-- Records for this task follows --

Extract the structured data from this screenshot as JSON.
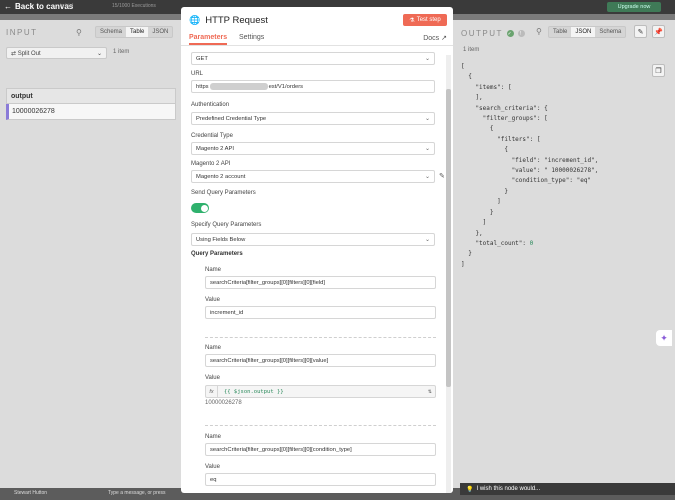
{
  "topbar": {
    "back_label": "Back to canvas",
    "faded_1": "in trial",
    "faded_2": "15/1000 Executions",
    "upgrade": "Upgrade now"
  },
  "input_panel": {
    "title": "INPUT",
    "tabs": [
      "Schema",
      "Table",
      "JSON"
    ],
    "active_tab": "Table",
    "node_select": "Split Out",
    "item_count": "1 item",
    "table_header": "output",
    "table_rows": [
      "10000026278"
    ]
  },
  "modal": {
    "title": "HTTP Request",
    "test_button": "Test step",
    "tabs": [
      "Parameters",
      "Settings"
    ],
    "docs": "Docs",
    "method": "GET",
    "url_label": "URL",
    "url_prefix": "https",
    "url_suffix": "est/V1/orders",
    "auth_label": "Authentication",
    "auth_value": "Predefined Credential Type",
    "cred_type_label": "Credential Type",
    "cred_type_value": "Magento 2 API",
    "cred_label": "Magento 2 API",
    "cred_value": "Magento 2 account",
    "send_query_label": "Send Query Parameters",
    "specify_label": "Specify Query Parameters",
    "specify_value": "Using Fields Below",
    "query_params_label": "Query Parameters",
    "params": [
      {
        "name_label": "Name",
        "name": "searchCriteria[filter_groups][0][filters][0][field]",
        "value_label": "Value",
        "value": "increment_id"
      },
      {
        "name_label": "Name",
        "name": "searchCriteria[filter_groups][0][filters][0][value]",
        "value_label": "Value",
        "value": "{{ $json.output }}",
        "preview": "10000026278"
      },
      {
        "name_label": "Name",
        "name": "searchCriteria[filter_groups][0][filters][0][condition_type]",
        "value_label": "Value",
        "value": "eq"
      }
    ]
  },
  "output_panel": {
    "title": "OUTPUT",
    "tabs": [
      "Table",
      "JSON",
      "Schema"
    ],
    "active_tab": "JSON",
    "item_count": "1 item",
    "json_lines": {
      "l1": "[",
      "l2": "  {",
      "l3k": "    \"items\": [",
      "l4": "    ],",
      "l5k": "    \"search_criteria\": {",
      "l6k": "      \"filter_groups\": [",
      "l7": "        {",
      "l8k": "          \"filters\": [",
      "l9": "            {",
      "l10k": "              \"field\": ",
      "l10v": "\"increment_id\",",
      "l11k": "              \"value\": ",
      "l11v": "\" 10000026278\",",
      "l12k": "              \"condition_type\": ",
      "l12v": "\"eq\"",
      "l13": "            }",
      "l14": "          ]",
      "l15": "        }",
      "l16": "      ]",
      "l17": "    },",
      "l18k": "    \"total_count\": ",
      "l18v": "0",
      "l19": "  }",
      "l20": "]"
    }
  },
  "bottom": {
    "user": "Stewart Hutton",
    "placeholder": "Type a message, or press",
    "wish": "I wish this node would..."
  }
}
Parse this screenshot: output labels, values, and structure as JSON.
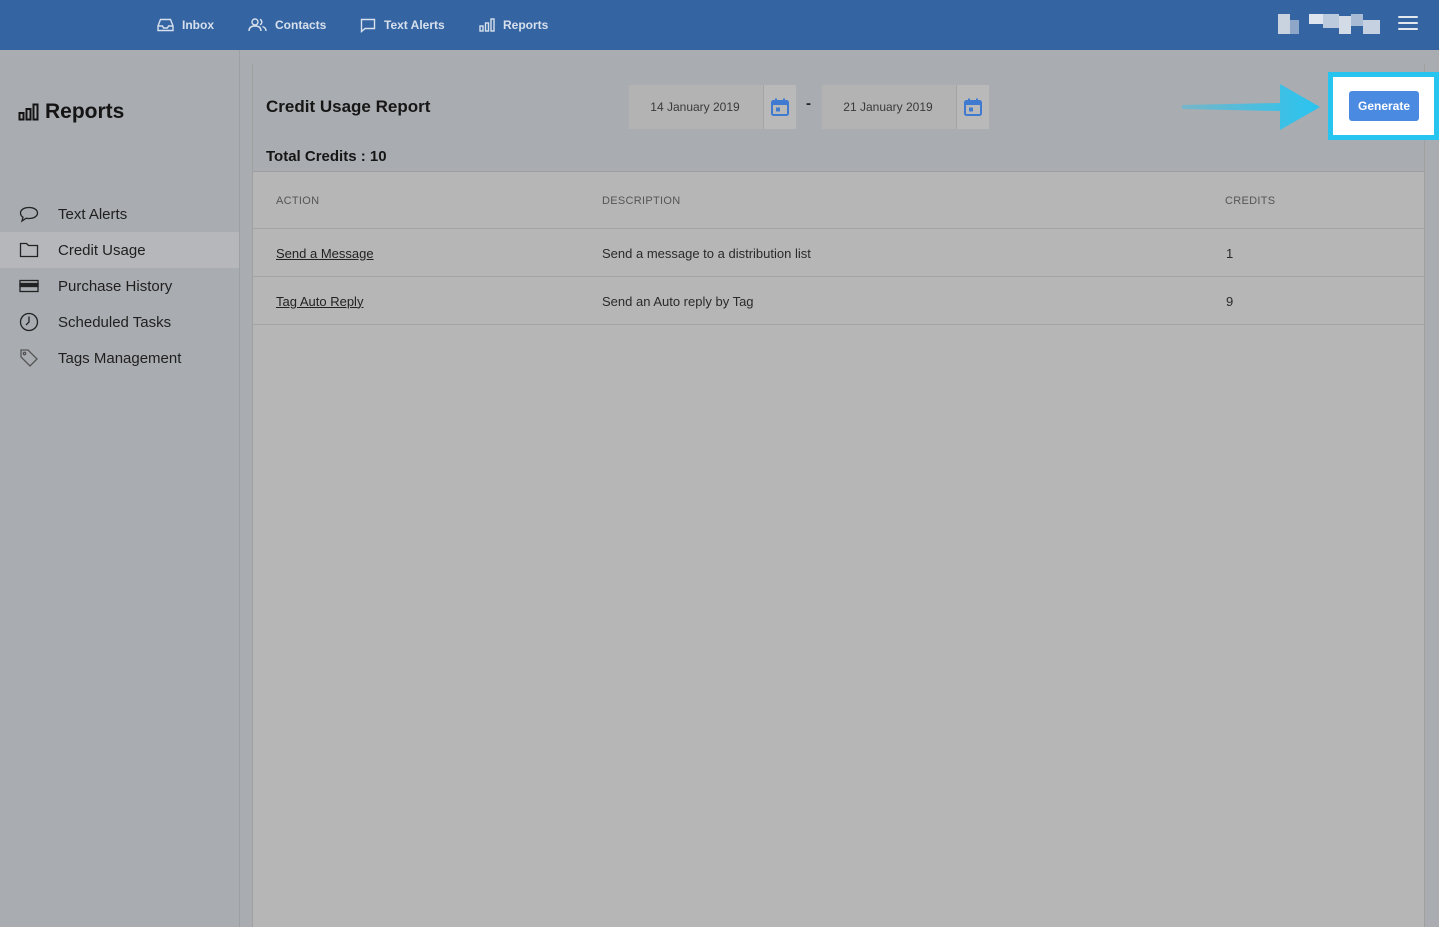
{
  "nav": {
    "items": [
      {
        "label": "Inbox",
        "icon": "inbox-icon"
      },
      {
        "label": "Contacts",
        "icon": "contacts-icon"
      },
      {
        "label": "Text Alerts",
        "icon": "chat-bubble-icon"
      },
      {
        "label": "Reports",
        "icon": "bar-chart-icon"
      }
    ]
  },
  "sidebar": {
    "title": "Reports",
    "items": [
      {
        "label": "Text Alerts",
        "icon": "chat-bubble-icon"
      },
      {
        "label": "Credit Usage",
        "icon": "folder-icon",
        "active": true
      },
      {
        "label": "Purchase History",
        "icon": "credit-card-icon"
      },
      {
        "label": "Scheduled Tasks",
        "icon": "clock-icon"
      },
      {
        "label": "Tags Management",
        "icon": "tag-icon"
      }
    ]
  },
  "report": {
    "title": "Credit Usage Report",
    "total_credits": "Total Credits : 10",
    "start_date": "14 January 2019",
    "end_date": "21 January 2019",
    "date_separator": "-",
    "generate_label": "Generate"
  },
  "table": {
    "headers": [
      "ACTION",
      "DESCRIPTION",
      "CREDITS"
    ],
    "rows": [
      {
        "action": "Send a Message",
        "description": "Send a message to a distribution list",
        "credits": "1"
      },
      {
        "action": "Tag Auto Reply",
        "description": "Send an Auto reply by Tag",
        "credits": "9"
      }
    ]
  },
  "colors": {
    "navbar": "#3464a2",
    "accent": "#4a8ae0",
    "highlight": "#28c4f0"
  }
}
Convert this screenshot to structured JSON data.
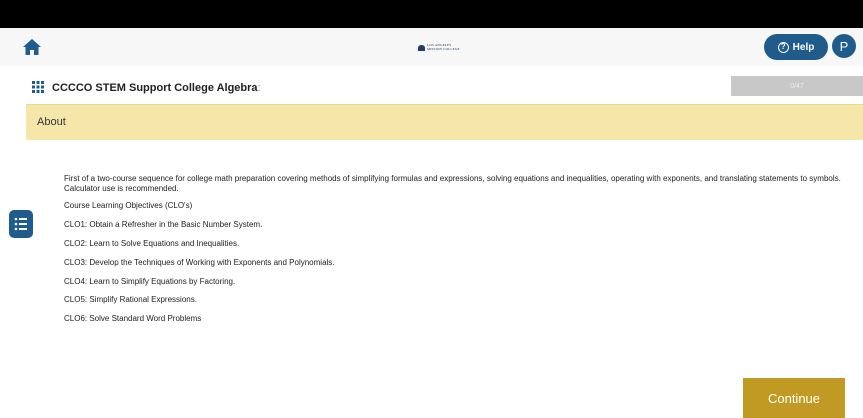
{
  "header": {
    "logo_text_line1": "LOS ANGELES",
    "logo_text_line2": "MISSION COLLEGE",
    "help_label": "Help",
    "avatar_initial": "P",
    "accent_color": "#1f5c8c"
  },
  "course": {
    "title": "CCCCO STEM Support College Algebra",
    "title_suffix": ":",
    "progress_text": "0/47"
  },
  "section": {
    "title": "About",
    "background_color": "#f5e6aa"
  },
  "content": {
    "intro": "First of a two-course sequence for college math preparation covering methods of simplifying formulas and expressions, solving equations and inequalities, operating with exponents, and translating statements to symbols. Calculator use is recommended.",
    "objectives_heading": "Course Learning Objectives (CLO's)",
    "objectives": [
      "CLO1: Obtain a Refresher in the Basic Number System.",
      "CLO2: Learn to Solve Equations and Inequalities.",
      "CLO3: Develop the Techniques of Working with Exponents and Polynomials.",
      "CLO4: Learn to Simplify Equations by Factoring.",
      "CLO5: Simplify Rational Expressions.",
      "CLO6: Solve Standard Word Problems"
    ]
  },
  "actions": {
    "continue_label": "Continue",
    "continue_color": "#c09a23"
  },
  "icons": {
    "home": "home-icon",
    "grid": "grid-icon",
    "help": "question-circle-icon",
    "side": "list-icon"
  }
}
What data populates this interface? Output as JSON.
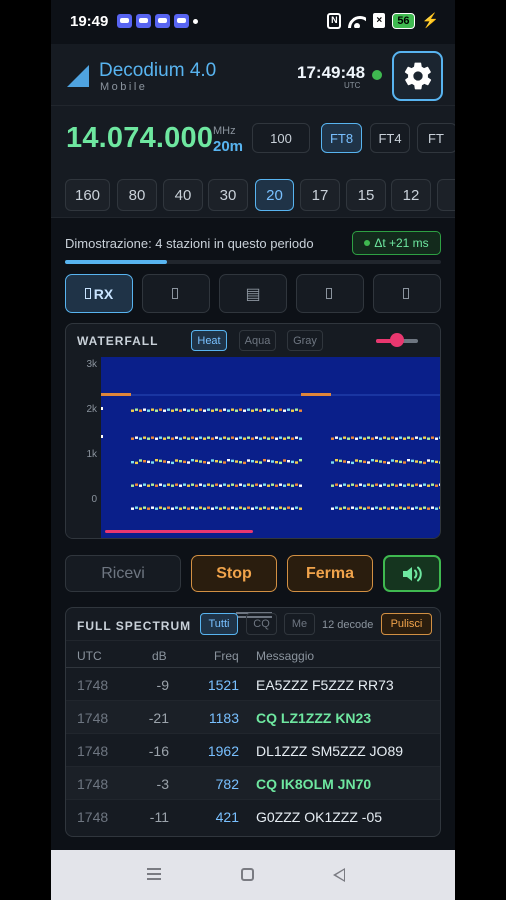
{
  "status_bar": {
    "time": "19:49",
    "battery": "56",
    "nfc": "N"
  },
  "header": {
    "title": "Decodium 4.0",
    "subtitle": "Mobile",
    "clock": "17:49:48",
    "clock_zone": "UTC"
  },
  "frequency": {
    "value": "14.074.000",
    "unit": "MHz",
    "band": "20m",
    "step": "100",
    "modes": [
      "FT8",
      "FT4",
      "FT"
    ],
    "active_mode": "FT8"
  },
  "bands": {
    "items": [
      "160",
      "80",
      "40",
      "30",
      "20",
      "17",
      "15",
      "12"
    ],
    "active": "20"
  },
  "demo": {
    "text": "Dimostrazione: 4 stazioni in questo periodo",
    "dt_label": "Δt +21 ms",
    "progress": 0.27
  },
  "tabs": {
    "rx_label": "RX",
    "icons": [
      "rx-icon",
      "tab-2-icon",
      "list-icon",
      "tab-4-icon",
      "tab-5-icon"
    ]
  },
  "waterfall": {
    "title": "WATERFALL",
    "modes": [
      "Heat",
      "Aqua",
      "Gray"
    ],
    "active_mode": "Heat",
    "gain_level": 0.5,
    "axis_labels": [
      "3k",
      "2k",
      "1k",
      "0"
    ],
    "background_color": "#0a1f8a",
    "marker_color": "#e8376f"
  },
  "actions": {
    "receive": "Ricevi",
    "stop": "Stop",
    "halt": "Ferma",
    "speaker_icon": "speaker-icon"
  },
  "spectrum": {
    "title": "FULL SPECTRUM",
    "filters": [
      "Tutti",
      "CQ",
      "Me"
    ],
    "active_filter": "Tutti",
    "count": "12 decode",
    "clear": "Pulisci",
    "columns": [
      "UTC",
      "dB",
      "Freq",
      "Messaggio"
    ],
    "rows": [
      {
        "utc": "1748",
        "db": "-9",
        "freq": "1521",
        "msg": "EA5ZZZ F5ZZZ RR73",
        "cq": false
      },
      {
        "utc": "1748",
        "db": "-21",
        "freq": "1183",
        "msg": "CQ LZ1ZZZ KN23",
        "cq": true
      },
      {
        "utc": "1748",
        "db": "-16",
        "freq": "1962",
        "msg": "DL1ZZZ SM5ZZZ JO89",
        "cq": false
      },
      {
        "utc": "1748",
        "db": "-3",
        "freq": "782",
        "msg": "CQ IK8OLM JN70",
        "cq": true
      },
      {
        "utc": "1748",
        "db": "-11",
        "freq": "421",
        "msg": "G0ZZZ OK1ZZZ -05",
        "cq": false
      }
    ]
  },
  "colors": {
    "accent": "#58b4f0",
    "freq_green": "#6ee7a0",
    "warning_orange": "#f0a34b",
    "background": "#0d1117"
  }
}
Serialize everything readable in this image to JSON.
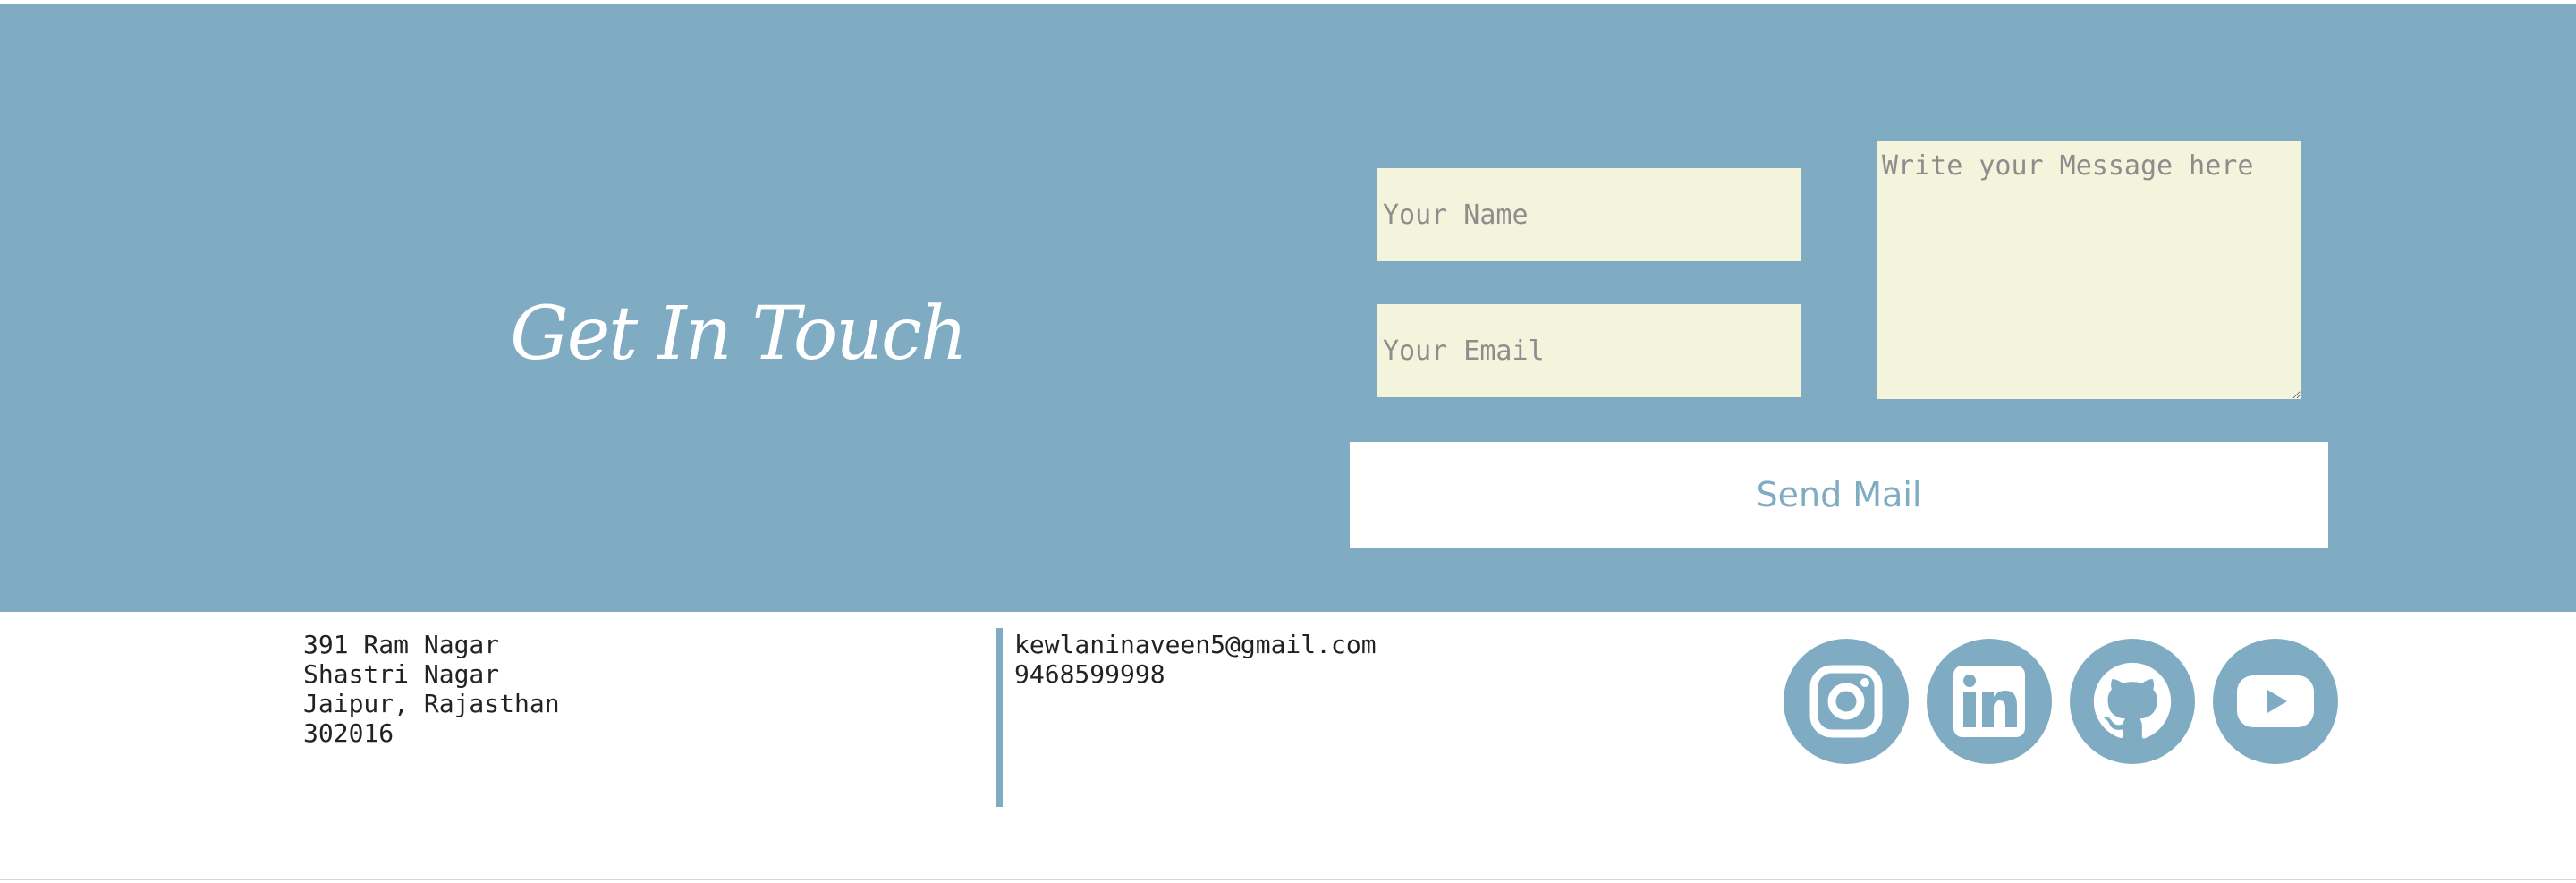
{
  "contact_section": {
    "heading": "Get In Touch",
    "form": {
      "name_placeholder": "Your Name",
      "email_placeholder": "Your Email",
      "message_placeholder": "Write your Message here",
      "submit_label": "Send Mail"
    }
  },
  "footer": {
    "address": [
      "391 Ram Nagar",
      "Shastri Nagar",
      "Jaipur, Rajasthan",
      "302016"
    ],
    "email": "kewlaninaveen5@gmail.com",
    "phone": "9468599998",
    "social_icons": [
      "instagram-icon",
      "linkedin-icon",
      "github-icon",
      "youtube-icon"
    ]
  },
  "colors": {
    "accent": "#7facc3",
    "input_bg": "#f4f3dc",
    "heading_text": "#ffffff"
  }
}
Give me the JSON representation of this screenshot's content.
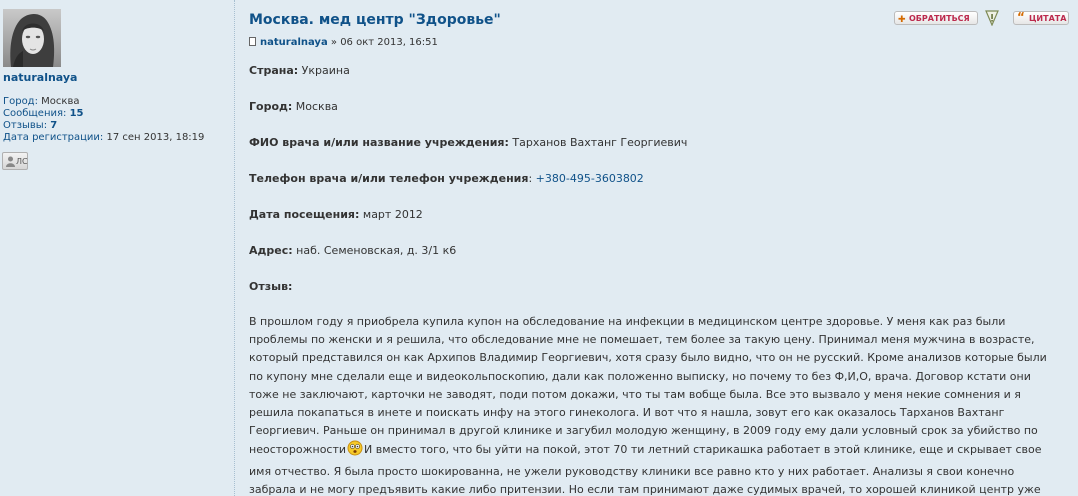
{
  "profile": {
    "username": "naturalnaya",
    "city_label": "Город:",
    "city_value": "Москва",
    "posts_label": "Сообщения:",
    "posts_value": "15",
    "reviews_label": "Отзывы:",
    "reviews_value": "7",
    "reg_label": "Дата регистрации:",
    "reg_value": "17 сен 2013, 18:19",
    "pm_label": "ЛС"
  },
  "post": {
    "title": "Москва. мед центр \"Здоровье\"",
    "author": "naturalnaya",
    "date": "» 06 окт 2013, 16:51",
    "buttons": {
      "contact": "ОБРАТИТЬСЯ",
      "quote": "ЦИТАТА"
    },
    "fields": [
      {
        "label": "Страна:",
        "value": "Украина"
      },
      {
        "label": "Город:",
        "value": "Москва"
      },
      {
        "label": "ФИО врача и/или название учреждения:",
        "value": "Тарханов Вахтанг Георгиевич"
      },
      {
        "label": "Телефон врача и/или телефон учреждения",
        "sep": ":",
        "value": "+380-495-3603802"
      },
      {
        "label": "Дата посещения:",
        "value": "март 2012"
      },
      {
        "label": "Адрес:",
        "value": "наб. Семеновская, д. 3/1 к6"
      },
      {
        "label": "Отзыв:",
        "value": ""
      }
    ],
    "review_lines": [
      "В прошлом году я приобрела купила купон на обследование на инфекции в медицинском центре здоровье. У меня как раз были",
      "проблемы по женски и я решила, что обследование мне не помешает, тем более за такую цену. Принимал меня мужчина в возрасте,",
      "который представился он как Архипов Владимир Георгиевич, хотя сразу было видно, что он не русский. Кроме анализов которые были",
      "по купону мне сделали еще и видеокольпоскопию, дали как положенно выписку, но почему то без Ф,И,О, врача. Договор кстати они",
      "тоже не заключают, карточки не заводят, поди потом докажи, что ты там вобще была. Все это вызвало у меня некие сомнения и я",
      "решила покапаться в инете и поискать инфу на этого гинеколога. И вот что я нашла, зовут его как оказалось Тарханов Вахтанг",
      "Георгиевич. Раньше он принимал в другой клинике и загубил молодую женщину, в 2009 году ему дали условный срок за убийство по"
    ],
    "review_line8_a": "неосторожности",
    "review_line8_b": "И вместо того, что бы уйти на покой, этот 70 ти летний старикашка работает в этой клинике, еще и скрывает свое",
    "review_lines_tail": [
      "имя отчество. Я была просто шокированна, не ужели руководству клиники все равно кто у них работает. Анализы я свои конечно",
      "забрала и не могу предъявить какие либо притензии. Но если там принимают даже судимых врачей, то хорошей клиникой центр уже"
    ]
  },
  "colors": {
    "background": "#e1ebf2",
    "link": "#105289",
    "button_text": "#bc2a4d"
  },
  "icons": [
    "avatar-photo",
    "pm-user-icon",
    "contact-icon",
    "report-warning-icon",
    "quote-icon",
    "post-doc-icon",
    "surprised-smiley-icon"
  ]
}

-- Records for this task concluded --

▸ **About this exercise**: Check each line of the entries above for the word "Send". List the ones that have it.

▸ **Task response**:
    "send_query_label": "Send Query Parameters",
        "action": "Send a Message",
        "description": "Send a message to a distribution list",
        "description": "Send an Auto reply by Tag",
      "submit_label": "Send Mail"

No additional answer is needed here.